Standard and Poor recently raised the city’s long-term rating of its general obligation debt from an A+ to AA-. The category of AA is the second highest rating assigned by S&P, with the highest being an AAA and the lowest a D.

According to a press release from the City of Hermiston, S&P revised its previous assessment of Hermison’s management condition from “good” to “strong” based on the recent adoption of formal debt management, financial reserves, investment management and long-term financial planning policies. The company also indicated the city has very strong budgetary flexibility, very strong liquidity and strong debt and contingent liabilities.

According to the press release, general obligation debt is used when cities issue general obligation bonds with the belief that a municipality will be able to repay its debt obligation through tax revenue.

“Having a higher credit rating for G.O. bonds gives investors more confidence in purchasing the City of Hermiston’s bonds,” the press release stated.

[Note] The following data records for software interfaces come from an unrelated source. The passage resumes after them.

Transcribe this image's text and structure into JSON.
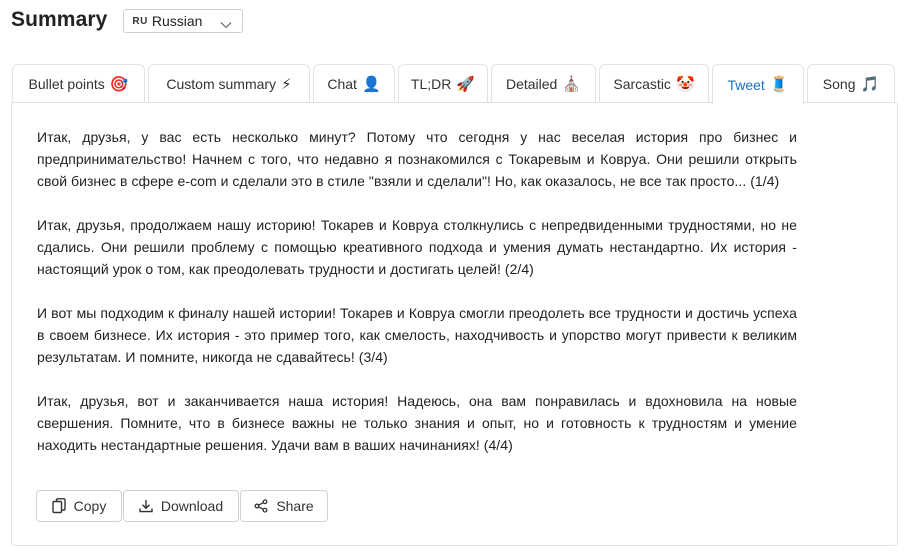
{
  "header": {
    "title": "Summary",
    "language": {
      "code": "RU",
      "label": "Russian"
    }
  },
  "tabs": [
    {
      "label": "Bullet points",
      "emoji": "🎯",
      "icon": "target-icon",
      "active": false
    },
    {
      "label": "Custom summary",
      "emoji": "⚡",
      "icon": "lightning-icon",
      "active": false
    },
    {
      "label": "Chat",
      "emoji": "👤",
      "icon": "person-icon",
      "active": false
    },
    {
      "label": "TL;DR",
      "emoji": "🚀",
      "icon": "rocket-icon",
      "active": false
    },
    {
      "label": "Detailed",
      "emoji": "⛪",
      "icon": "building-icon",
      "active": false
    },
    {
      "label": "Sarcastic",
      "emoji": "🤡",
      "icon": "clown-icon",
      "active": false
    },
    {
      "label": "Tweet",
      "emoji": "🧵",
      "icon": "thread-icon",
      "active": true
    },
    {
      "label": "Song",
      "emoji": "🎵",
      "icon": "music-note-icon",
      "active": false
    }
  ],
  "content": {
    "paragraphs": [
      "Итак, друзья, у вас есть несколько минут? Потому что сегодня у нас веселая история про бизнес и предпринимательство! Начнем с того, что недавно я познакомился с Токаревым и Коврyа. Они решили открыть свой бизнес в сфере e-com и сделали это в стиле \"взяли и сделали\"! Но, как оказалось, не все так просто... (1/4)",
      "Итак, друзья, продолжаем нашу историю! Токарев и Коврyа столкнулись с непредвиденными трудностями, но не сдались. Они решили проблему с помощью креативного подхода и умения думать нестандартно. Их история - настоящий урок о том, как преодолевать трудности и достигать целей! (2/4)",
      "И вот мы подходим к финалу нашей истории! Токарев и Коврyа смогли преодолеть все трудности и достичь успеха в своем бизнесе. Их история - это пример того, как смелость, находчивость и упорство могут привести к великим результатам. И помните, никогда не сдавайтесь! (3/4)",
      "Итак, друзья, вот и заканчивается наша история! Надеюсь, она вам понравилась и вдохновила на новые свершения. Помните, что в бизнесе важны не только знания и опыт, но и готовность к трудностям и умение находить нестандартные решения. Удачи вам в ваших начинаниях! (4/4)"
    ]
  },
  "actions": {
    "copy": "Copy",
    "download": "Download",
    "share": "Share"
  },
  "colors": {
    "active_tab": "#1a73c8",
    "border": "#e3e3e3"
  }
}
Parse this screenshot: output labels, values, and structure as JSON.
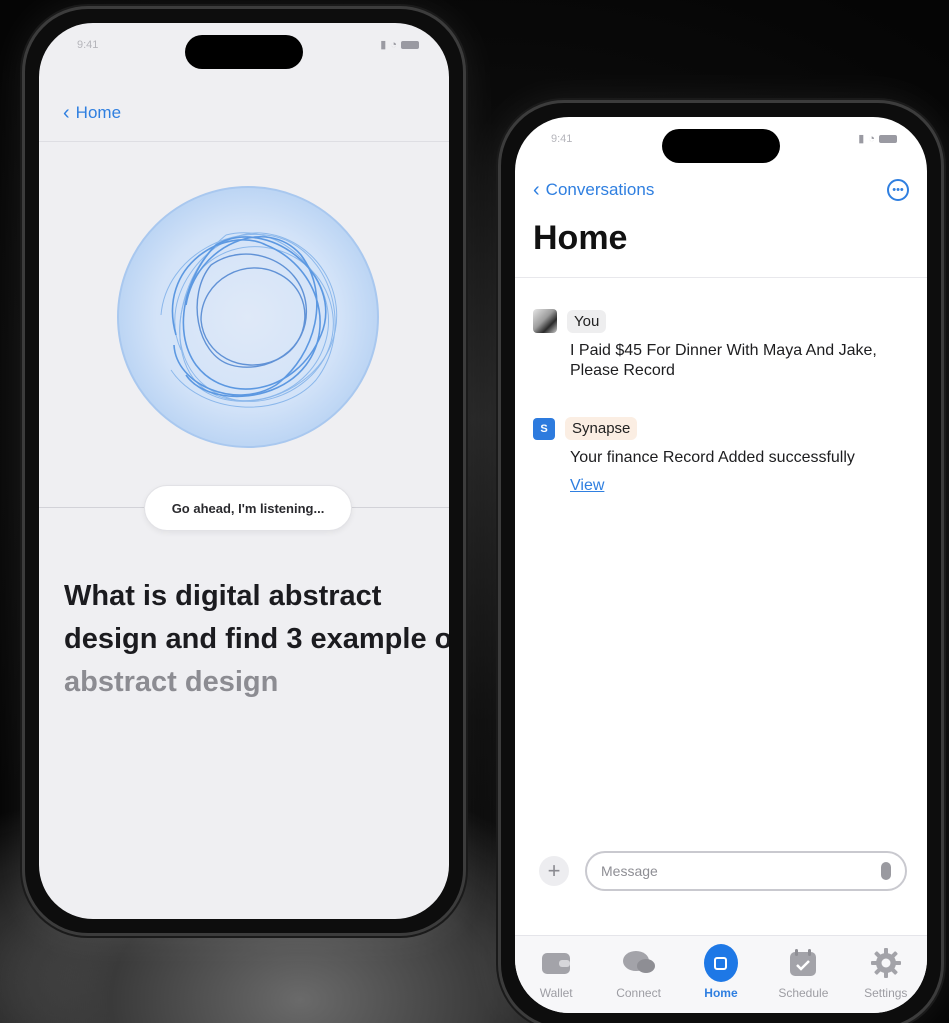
{
  "phone_left": {
    "status_time": "9:41",
    "back_label": "Home",
    "listening_text": "Go ahead, I'm listening...",
    "query_main": "What is digital abstract design and find 3 example of ",
    "query_dim": "abstract design"
  },
  "phone_right": {
    "status_time": "9:41",
    "back_label": "Conversations",
    "more_icon": "ellipsis-circle-icon",
    "title": "Home",
    "messages": [
      {
        "sender": "You",
        "text": "I Paid $45 For Dinner With Maya And Jake, Please Record"
      },
      {
        "sender": "Synapse",
        "avatar_letter": "S",
        "text": "Your finance Record Added successfully",
        "link": "View"
      }
    ],
    "composer": {
      "placeholder": "Message",
      "plus_icon": "plus-icon",
      "mic_icon": "mic-icon"
    },
    "tabs": [
      {
        "label": "Wallet",
        "icon": "wallet-icon"
      },
      {
        "label": "Connect",
        "icon": "chat-bubbles-icon"
      },
      {
        "label": "Home",
        "icon": "home-icon",
        "active": true
      },
      {
        "label": "Schedule",
        "icon": "calendar-icon"
      },
      {
        "label": "Settings",
        "icon": "gear-icon"
      }
    ]
  },
  "colors": {
    "accent": "#2f7fe0",
    "active_tab": "#1e78e6",
    "background": "#0b0b0b"
  }
}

The rating expresses the S&P’s opinion on the ability and willingness of the agency issuing the bonds, such as a corporation, or a state or city government, to meet its financial obligations in full and on time, according to the press release.

S&P’s summary of Hermiston’s rating can be found on the City of Hermiston website at www.hermiston.or.us.

Recommended for you

(0) comments

Welcome to the discussion.

Keep it Clean. Please avoid obscene, vulgar, lewd, racist or sexually-oriented language.
PLEASE TURN OFF YOUR CAPS LOCK.
Don't Threaten. Threats of harming another person will not be tolerated.
Be Truthful. Don't knowingly lie about anyone or anything.
Be Nice. No racism, sexism or any sort of -ism that is degrading to another person.
Be Proactive. Use the 'Report' link on each comment to let us know of abusive posts.
Share with Us. We'd love to hear eyewitness accounts, the history behind an article.